PROBLEM DESCRIPTION
Please report how many lines below contain "examples", writing nothing except the number.

[Page and application data records]
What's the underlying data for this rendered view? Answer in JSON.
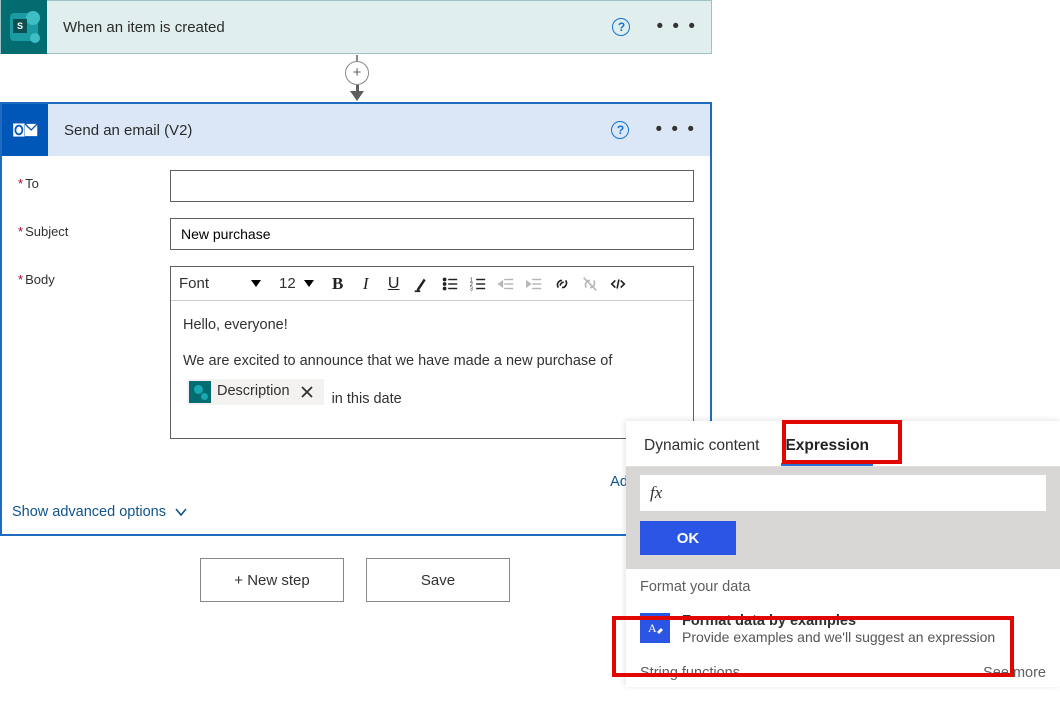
{
  "trigger": {
    "title": "When an item is created"
  },
  "action": {
    "title": "Send an email (V2)",
    "fields": {
      "to_label": "To",
      "subject_label": "Subject",
      "body_label": "Body",
      "subject_value": "New purchase",
      "body_line1": "Hello, everyone!",
      "body_line2": "We are excited to announce that we have made a new purchase of",
      "body_after_token": "in this date"
    },
    "token": {
      "label": "Description"
    },
    "toolbar": {
      "font_label": "Font",
      "size_label": "12"
    },
    "add_dynamic_label": "Add dynamic",
    "advanced_label": "Show advanced options"
  },
  "footer": {
    "new_step": "+ New step",
    "save": "Save"
  },
  "expression_panel": {
    "tab_dynamic": "Dynamic content",
    "tab_expression": "Expression",
    "fx_label": "fx",
    "ok_label": "OK",
    "section_format": "Format your data",
    "format_item_title": "Format data by examples",
    "format_item_desc": "Provide examples and we'll suggest an expression",
    "string_funcs": "String functions",
    "see_more": "See more"
  }
}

OUTPUT FOR THIS EXERCISE
2